Participants at a policy dialogue on the utilisation of oil revenues on selected priority areas have urged the government to ensure the optimal use of the Annual Budget Funding Amount (ABFA) to achieve the needed socio-economic development.
The participants, drawn from different Civil Society Organisations (CSOs) with interest in the oil sector said, for instance, the selection of the priority projects and programmes for the next three years should be closely aligned to the 40-year national development plan being developed by the National Development Planning Commission (NDPC) to ensure continuity in the funding of selected priority projects.
In a communiqué issued at the end of the dialogue session, organised by the Kumasi Institute of Technology (KITE) in collaboration with the Africa Centre for Energy Policy (ACEP) and the Centre for Democratic Development, Ghana (CDD-Ghana), the CSOs suggested that serious consideration should be given to using significant proportion of the ABFA to transform key sectors of the economy such as agriculture to forestall the occurrence of the Dutch Disease in Ghana.
Other proposals by participants included the fact that the projects and programmes funded by the ABFA over the past six years 2011 to 2016 should be evaluated and the outcome used to inform the selection of new priorities or the retention of existing priority areas for the next three years.
According to the communiqué, the scope of future priority areas should be narrowly and tightly defined so as to leave little room for ambiguity and abuse of the process. And that if necessary, the priority programme areas listed in Section 21(3) of the PRMA should be reviewed or revised in order to achieve this objective.

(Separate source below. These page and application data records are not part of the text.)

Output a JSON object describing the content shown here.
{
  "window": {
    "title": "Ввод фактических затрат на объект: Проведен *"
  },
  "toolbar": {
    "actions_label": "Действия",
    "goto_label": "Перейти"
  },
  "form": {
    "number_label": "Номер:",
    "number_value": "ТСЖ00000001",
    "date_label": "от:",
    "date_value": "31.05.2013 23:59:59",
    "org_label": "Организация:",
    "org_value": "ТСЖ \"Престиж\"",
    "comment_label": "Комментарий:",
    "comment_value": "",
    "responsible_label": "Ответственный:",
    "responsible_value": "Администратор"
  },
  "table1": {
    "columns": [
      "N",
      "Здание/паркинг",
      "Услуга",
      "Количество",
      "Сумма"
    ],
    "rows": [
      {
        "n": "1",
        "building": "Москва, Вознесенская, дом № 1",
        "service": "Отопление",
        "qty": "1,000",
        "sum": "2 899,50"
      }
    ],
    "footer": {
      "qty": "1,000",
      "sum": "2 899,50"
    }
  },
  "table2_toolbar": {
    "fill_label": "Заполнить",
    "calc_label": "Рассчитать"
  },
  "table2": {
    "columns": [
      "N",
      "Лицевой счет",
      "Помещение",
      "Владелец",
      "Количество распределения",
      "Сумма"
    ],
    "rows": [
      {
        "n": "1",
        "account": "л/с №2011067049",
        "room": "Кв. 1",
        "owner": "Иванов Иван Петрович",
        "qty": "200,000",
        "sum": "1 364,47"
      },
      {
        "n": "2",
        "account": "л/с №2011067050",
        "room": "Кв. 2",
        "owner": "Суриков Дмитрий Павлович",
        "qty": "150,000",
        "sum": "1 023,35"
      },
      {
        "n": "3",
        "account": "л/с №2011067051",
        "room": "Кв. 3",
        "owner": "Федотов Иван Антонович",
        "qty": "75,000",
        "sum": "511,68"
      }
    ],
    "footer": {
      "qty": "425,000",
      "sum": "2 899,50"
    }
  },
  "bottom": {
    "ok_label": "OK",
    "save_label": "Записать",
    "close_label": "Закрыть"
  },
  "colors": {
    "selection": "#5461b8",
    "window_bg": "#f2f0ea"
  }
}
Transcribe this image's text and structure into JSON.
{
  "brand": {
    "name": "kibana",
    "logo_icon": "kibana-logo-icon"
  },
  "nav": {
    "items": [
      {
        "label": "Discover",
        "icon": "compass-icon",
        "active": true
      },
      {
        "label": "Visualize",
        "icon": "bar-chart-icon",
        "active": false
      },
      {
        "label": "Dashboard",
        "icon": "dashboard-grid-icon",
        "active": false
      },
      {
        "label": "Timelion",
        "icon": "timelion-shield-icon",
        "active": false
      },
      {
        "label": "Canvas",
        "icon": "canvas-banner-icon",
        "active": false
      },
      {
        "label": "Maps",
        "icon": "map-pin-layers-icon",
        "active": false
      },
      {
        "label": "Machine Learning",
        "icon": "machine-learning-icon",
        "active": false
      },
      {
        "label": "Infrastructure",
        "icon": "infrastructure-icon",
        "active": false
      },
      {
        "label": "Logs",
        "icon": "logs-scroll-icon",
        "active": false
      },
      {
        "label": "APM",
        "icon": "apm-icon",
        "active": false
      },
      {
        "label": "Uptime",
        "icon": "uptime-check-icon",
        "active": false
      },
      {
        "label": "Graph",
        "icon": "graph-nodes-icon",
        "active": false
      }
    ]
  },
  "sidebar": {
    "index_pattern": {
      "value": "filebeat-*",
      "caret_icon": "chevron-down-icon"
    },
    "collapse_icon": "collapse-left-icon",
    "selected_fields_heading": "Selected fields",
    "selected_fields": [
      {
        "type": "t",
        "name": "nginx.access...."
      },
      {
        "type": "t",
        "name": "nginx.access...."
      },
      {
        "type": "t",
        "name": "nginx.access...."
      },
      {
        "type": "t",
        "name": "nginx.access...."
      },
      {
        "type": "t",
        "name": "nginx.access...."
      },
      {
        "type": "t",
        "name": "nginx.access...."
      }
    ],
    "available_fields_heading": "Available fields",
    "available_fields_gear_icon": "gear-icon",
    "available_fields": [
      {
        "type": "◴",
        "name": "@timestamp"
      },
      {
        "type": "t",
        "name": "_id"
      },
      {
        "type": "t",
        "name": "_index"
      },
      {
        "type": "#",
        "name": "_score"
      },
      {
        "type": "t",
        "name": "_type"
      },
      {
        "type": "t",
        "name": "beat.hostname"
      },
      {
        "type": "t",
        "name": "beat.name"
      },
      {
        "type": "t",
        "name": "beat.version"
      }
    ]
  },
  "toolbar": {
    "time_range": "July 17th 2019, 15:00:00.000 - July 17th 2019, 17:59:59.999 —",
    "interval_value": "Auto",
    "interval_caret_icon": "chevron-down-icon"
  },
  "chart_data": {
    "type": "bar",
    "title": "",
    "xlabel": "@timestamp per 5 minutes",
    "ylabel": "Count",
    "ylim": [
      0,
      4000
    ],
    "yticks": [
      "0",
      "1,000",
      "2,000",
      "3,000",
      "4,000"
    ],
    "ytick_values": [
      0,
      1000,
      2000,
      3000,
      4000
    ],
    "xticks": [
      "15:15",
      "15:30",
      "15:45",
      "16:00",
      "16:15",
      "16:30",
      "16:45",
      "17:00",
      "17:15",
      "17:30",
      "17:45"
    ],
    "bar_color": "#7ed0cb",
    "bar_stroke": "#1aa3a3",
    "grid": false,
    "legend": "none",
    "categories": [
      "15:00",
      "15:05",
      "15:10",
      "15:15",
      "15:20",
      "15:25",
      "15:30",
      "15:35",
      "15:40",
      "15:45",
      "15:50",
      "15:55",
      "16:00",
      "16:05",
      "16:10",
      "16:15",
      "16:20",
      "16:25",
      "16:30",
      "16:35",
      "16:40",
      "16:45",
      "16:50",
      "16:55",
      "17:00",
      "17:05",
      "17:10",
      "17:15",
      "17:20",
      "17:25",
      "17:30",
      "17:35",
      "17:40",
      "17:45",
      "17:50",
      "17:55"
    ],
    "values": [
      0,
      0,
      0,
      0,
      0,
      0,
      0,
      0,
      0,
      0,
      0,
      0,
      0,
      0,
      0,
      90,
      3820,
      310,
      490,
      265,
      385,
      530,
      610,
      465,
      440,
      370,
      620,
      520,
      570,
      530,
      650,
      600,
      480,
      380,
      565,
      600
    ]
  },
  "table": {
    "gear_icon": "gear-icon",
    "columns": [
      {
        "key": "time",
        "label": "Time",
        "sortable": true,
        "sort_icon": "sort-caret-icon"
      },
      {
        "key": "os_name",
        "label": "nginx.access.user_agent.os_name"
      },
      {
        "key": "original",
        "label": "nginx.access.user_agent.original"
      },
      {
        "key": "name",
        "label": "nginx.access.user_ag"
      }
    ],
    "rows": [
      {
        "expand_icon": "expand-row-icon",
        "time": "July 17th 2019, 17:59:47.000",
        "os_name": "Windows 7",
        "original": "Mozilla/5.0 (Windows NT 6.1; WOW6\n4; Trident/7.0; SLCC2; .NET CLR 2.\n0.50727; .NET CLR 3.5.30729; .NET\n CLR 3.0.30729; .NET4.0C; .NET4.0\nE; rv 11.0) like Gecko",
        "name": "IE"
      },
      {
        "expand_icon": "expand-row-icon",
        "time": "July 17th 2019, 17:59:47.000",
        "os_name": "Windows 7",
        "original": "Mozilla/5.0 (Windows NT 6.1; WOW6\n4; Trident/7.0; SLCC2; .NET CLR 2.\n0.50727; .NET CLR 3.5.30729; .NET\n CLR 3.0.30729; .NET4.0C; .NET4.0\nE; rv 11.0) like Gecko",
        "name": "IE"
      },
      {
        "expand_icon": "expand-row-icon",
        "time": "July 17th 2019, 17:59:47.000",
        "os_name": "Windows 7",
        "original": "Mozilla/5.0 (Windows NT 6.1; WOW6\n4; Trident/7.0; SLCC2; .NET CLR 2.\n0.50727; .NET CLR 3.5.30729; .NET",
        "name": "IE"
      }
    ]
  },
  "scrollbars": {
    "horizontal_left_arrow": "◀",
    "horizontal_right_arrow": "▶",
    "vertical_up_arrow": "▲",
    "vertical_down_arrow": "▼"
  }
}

“That upon review or revision, fewer priority areas should be selected for the next cycle of ABFA funding and resources allocated to fewer projects within each priority area so as to accelerate the rate of economic development and maximise the impact of petroleum revenues,” it said.
It also explained that the selection of the flagship projects should be underpinned by rigorous economic analysis of a number of potential projects and programmes and the intervention that yield the highest economic internal rate of returns selected.
“That all priority projects must be fully funded by the ABFA so as to enable the evaluation of the impacts of the projects, as well as the effectiveness of the ABFA mechanism in ensuring prudent management of petroleum revenues,” it added.
The ABFA is currently spent on four priority areas; agriculture modernisation, capacity building, amortisation of loans and roads and other infrastructure.
According to the participants however, the ABFA has been spread so thinly across sectors/ sub-sectors thereby watering- down its potential impacts on the socio-economic development of the country.
“The CSOs noted with concern that the thin spreading of the ABFA has persisted over the past three years even though the Public Interest and Accountability Committee (PIAC) has since 2014 been drawing governments attention to such less-impactful and inefficient way of using petroleum revenues,” the communiqué said.